    • The three paper option is increasingly popular with graduate students because this option facilitates building a strong C.V. for the job market.  All of the three papers must be first-authored or sole-authored by the graduate student. They may be previously published or in press.  It is essential that when taking this option that the three papers be theoretically connected, however this is usually the case if the student works in a faculty member's laboratory over a period of several years.
  • Students also remain involved in collaborative and other research projects during their fourth year in order to build their presentation and publication records for the job market.
  • The B-exam

    • The Graduate School requires that the B-exam be an oral exam where the Special Committee examines the student in the areas relevant to the dissertation.  The exam is technically a public event and is announced to faculty in the field before it takes place.  Guests may come to a B-exam, with the permission of the student and Special Committee.
    • The entire Special Committee must be in attendance. The oral defense is a graduate school requirement.  The dissertation thesis is read in advance by all Special Committee members who prepare questions for the student.  For courtesy's sake, every Special Committee member should receive a copy of the dissertation at least 7 days before the scheduled exam. (Two weeks in advance if the dissertation exceeds 100 pages.)
    • The thesis exam must be scheduled at least a week in advance through the Graduate School.  A signed form is required to schedule the exam. The form may be downloaded  and the student must allow enough time to get all of the required signatures. After completing the thesis exam, the student must also deliver a Results of Examination form to the Graduate School, which must be signed by all Special Committee members and the Director of Graduate Studies.
    • A final copy of the thesis must be delivered to the Graduate School by the student, by the date specified to meet degree award requirements.  The thesis must meet all the format requirements of the Graduate School.

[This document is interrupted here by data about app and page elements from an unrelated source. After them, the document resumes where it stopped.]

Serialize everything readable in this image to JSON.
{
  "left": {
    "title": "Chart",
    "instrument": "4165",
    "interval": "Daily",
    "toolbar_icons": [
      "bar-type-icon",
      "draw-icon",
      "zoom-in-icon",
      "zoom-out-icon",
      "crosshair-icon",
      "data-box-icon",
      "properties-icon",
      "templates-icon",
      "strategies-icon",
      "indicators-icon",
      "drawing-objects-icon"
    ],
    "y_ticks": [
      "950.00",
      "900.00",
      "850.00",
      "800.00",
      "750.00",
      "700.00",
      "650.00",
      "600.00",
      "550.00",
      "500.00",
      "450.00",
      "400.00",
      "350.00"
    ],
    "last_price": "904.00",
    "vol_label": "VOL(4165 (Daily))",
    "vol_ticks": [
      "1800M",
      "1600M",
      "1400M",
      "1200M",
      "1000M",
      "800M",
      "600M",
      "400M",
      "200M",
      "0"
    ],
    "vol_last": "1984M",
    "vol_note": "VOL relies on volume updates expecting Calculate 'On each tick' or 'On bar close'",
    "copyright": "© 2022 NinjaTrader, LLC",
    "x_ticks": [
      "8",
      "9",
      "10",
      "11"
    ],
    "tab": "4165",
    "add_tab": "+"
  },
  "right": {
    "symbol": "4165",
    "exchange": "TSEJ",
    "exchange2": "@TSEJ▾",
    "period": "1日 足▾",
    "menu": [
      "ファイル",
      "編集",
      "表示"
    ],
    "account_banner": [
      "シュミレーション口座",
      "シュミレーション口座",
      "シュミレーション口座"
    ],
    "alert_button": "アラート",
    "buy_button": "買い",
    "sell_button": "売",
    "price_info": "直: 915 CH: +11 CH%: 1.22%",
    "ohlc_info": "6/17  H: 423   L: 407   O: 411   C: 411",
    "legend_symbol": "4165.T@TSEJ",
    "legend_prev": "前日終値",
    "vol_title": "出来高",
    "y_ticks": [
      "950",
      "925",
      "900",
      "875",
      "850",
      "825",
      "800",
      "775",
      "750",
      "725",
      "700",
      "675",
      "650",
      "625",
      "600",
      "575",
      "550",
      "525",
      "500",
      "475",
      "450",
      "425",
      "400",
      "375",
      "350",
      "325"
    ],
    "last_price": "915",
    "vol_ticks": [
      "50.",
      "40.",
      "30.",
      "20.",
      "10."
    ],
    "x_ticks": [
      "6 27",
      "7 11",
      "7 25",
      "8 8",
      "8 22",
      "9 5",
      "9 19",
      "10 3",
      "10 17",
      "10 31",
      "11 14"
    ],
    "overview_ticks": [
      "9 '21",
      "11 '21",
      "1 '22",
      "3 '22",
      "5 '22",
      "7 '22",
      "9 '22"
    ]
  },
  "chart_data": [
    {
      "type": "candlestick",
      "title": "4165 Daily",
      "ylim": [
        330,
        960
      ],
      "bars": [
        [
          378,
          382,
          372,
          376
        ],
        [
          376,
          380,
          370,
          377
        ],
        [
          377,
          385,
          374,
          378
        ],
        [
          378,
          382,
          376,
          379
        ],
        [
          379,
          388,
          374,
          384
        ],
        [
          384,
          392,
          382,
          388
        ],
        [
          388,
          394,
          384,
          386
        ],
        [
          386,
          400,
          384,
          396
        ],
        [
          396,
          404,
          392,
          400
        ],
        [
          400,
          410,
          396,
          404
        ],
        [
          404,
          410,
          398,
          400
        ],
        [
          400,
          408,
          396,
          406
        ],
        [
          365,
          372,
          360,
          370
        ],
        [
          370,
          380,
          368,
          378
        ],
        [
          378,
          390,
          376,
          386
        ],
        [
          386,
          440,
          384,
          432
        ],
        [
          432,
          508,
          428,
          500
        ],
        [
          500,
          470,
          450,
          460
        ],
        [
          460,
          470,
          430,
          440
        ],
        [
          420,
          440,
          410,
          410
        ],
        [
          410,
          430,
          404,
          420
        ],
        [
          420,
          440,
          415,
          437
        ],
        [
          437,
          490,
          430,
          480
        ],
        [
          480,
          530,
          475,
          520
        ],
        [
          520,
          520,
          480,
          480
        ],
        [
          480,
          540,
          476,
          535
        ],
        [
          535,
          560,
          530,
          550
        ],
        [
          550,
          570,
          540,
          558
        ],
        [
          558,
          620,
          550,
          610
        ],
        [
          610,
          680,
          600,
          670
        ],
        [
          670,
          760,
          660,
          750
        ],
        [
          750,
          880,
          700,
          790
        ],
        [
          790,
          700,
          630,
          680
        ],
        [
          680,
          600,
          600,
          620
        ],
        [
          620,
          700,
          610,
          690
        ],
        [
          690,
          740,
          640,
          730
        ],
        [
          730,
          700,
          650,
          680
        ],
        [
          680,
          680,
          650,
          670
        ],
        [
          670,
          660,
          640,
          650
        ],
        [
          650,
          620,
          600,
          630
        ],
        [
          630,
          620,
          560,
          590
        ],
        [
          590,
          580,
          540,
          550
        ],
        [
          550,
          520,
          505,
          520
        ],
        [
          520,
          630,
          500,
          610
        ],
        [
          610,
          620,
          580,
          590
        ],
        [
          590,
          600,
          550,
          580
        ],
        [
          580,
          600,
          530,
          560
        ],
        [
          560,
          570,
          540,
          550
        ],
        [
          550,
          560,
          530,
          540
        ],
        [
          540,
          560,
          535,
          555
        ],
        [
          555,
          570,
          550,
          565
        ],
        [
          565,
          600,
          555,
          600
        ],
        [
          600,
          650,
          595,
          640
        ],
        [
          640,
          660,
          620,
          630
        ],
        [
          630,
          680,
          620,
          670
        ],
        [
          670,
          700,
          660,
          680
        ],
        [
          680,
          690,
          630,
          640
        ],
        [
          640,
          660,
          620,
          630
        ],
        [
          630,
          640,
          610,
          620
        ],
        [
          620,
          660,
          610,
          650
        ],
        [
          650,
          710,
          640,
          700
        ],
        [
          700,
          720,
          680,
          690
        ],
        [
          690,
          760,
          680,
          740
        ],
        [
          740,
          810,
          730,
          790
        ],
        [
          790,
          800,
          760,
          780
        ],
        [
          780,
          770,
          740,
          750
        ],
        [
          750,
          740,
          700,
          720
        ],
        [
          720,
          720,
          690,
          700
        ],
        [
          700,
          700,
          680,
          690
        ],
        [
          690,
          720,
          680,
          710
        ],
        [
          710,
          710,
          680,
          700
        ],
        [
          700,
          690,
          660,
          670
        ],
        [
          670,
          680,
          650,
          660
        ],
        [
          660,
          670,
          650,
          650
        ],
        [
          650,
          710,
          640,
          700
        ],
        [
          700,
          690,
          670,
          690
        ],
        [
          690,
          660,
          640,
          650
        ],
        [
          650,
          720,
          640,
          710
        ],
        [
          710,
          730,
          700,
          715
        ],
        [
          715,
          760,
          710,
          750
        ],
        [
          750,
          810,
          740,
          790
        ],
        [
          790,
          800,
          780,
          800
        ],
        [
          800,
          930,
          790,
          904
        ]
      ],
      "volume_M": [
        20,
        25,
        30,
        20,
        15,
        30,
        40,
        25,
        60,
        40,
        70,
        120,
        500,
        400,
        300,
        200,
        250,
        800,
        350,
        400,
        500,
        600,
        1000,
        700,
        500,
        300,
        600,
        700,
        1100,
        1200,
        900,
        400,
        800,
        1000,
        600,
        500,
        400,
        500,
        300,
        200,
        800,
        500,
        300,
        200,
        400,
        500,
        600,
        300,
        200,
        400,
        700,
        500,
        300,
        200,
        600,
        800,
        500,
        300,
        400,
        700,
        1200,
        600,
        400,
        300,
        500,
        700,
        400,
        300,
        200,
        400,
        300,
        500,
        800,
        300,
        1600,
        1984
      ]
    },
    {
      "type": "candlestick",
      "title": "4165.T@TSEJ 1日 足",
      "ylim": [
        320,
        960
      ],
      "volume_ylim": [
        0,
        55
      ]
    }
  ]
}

  • Begin applying for academic or other jobs and post doctoral positions.
  • Complete the dissertation.
  • Continue involvement in other research projects which may result in publication.